BEGIN LISTED RECORDS

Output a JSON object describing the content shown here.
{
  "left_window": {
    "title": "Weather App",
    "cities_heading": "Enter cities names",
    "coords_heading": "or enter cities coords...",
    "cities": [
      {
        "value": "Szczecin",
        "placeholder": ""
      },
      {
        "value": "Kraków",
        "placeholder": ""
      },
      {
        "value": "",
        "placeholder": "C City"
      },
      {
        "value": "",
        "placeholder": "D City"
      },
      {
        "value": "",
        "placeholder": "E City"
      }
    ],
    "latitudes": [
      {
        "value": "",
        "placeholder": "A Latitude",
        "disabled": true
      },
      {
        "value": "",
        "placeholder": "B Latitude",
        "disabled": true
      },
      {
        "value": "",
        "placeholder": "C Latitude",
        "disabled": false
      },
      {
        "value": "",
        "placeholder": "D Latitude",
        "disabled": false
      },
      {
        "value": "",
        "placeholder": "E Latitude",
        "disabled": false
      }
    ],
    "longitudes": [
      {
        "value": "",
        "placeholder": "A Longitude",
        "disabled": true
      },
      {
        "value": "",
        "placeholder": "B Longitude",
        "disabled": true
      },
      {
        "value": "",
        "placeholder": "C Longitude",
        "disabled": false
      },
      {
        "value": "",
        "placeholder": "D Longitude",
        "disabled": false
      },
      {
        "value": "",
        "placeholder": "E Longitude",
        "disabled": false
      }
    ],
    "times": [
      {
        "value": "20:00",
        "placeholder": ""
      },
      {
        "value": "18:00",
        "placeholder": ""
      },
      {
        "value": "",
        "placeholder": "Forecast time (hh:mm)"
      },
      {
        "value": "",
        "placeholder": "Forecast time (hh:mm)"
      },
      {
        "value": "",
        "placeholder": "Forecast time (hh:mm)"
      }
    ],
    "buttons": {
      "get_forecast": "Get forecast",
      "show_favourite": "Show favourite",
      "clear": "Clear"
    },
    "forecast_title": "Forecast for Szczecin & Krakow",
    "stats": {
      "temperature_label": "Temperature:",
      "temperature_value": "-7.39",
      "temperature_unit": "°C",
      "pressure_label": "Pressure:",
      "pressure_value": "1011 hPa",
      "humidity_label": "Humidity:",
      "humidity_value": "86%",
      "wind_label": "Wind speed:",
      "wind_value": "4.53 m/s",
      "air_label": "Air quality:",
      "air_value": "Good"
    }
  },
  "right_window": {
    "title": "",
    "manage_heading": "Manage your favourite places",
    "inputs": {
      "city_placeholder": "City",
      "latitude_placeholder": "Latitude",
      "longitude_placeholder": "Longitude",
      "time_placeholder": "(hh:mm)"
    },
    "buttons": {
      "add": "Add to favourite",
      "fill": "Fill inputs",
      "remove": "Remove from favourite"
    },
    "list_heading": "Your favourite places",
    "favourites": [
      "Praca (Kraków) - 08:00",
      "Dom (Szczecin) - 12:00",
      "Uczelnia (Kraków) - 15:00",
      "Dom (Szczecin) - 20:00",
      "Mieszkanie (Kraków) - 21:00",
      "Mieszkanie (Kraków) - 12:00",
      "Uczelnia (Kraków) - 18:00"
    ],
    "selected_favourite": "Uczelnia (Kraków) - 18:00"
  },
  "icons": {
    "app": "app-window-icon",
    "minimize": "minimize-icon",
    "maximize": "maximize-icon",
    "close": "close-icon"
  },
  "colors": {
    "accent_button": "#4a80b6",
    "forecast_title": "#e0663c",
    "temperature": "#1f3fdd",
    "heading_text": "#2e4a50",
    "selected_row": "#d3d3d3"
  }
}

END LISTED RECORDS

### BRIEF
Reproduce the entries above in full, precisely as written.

### TASK RESULT
Output a JSON object describing the content shown here.
{
  "left_window": {
    "title": "Weather App",
    "cities_heading": "Enter cities names",
    "coords_heading": "or enter cities coords...",
    "cities": [
      {
        "value": "Szczecin",
        "placeholder": ""
      },
      {
        "value": "Kraków",
        "placeholder": ""
      },
      {
        "value": "",
        "placeholder": "C City"
      },
      {
        "value": "",
        "placeholder": "D City"
      },
      {
        "value": "",
        "placeholder": "E City"
      }
    ],
    "latitudes": [
      {
        "value": "",
        "placeholder": "A Latitude",
        "disabled": true
      },
      {
        "value": "",
        "placeholder": "B Latitude",
        "disabled": true
      },
      {
        "value": "",
        "placeholder": "C Latitude",
        "disabled": false
      },
      {
        "value": "",
        "placeholder": "D Latitude",
        "disabled": false
      },
      {
        "value": "",
        "placeholder": "E Latitude",
        "disabled": false
      }
    ],
    "longitudes": [
      {
        "value": "",
        "placeholder": "A Longitude",
        "disabled": true
      },
      {
        "value": "",
        "placeholder": "B Longitude",
        "disabled": true
      },
      {
        "value": "",
        "placeholder": "C Longitude",
        "disabled": false
      },
      {
        "value": "",
        "placeholder": "D Longitude",
        "disabled": false
      },
      {
        "value": "",
        "placeholder": "E Longitude",
        "disabled": false
      }
    ],
    "times": [
      {
        "value": "20:00",
        "placeholder": ""
      },
      {
        "value": "18:00",
        "placeholder": ""
      },
      {
        "value": "",
        "placeholder": "Forecast time (hh:mm)"
      },
      {
        "value": "",
        "placeholder": "Forecast time (hh:mm)"
      },
      {
        "value": "",
        "placeholder": "Forecast time (hh:mm)"
      }
    ],
    "buttons": {
      "get_forecast": "Get forecast",
      "show_favourite": "Show favourite",
      "clear": "Clear"
    },
    "forecast_title": "Forecast for Szczecin & Krakow",
    "stats": {
      "temperature_label": "Temperature:",
      "temperature_value": "-7.39",
      "temperature_unit": "°C",
      "pressure_label": "Pressure:",
      "pressure_value": "1011 hPa",
      "humidity_label": "Humidity:",
      "humidity_value": "86%",
      "wind_label": "Wind speed:",
      "wind_value": "4.53 m/s",
      "air_label": "Air quality:",
      "air_value": "Good"
    }
  },
  "right_window": {
    "title": "",
    "manage_heading": "Manage your favourite places",
    "inputs": {
      "city_placeholder": "City",
      "latitude_placeholder": "Latitude",
      "longitude_placeholder": "Longitude",
      "time_placeholder": "(hh:mm)"
    },
    "buttons": {
      "add": "Add to favourite",
      "fill": "Fill inputs",
      "remove": "Remove from favourite"
    },
    "list_heading": "Your favourite places",
    "favourites": [
      "Praca (Kraków) - 08:00",
      "Dom (Szczecin) - 12:00",
      "Uczelnia (Kraków) - 15:00",
      "Dom (Szczecin) - 20:00",
      "Mieszkanie (Kraków) - 21:00",
      "Mieszkanie (Kraków) - 12:00",
      "Uczelnia (Kraków) - 18:00"
    ],
    "selected_favourite": "Uczelnia (Kraków) - 18:00"
  },
  "icons": {
    "app": "app-window-icon",
    "minimize": "minimize-icon",
    "maximize": "maximize-icon",
    "close": "close-icon"
  },
  "colors": {
    "accent_button": "#4a80b6",
    "forecast_title": "#e0663c",
    "temperature": "#1f3fdd",
    "heading_text": "#2e4a50",
    "selected_row": "#d3d3d3"
  }
}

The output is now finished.